Activity
Your task is to reproduce the listing exactly, without its images.

Data shown

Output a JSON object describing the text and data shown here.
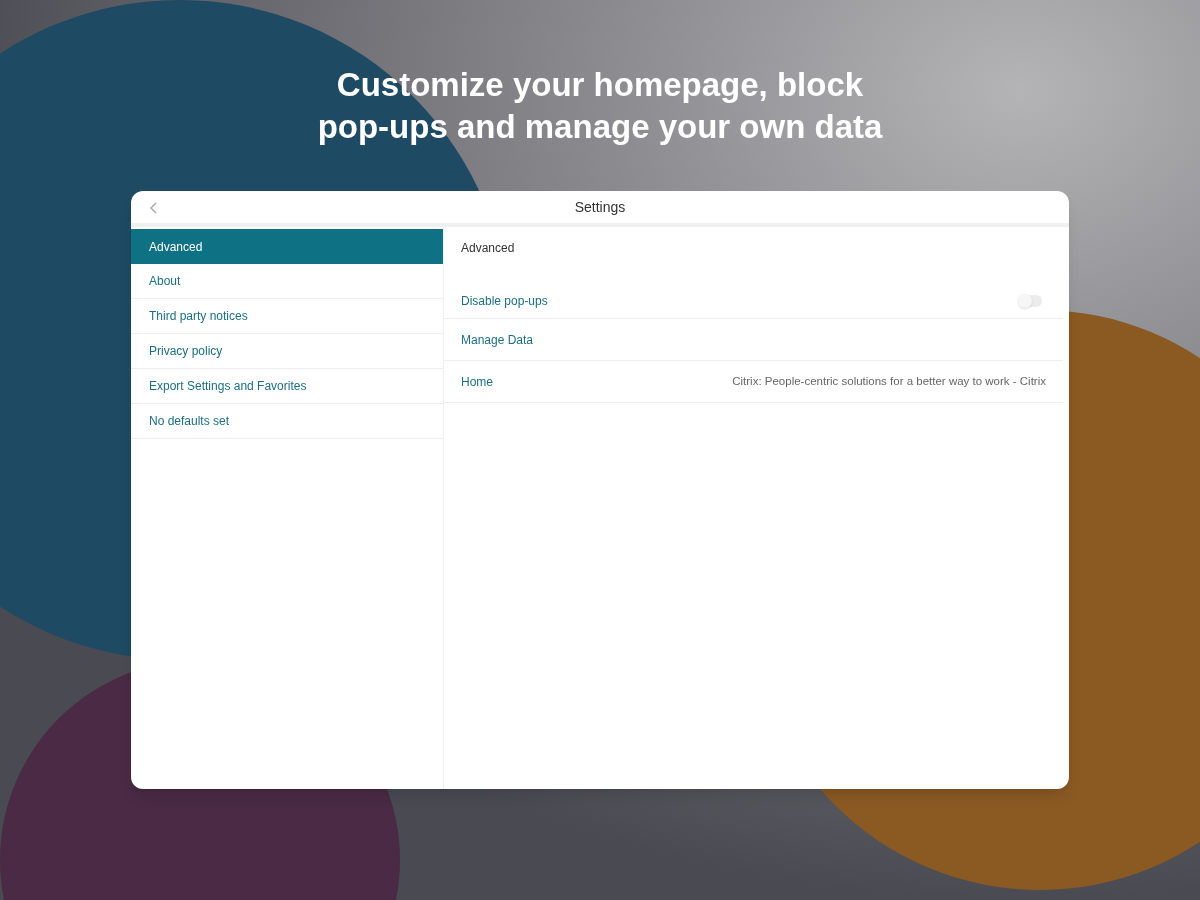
{
  "headline": "Customize your homepage, block pop-ups and manage your own data",
  "window": {
    "title": "Settings"
  },
  "sidebar": {
    "items": [
      {
        "label": "Advanced",
        "selected": true
      },
      {
        "label": "About",
        "selected": false
      },
      {
        "label": "Third party notices",
        "selected": false
      },
      {
        "label": "Privacy policy",
        "selected": false
      },
      {
        "label": "Export Settings and Favorites",
        "selected": false
      },
      {
        "label": "No defaults set",
        "selected": false
      }
    ]
  },
  "detail": {
    "section_title": "Advanced",
    "rows": [
      {
        "kind": "toggle",
        "label": "Disable pop-ups",
        "on": false
      },
      {
        "kind": "link",
        "label": "Manage Data"
      },
      {
        "kind": "value",
        "label": "Home",
        "value": "Citrix: People-centric solutions for a better way to work - Citrix"
      }
    ]
  }
}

Task output
Output a JSON object describing the text and data shown here.
{
  "headline": "Customize your homepage, block pop-ups and manage your own data",
  "window": {
    "title": "Settings"
  },
  "sidebar": {
    "items": [
      {
        "label": "Advanced",
        "selected": true
      },
      {
        "label": "About",
        "selected": false
      },
      {
        "label": "Third party notices",
        "selected": false
      },
      {
        "label": "Privacy policy",
        "selected": false
      },
      {
        "label": "Export Settings and Favorites",
        "selected": false
      },
      {
        "label": "No defaults set",
        "selected": false
      }
    ]
  },
  "detail": {
    "section_title": "Advanced",
    "rows": [
      {
        "kind": "toggle",
        "label": "Disable pop-ups",
        "on": false
      },
      {
        "kind": "link",
        "label": "Manage Data"
      },
      {
        "kind": "value",
        "label": "Home",
        "value": "Citrix: People-centric solutions for a better way to work - Citrix"
      }
    ]
  }
}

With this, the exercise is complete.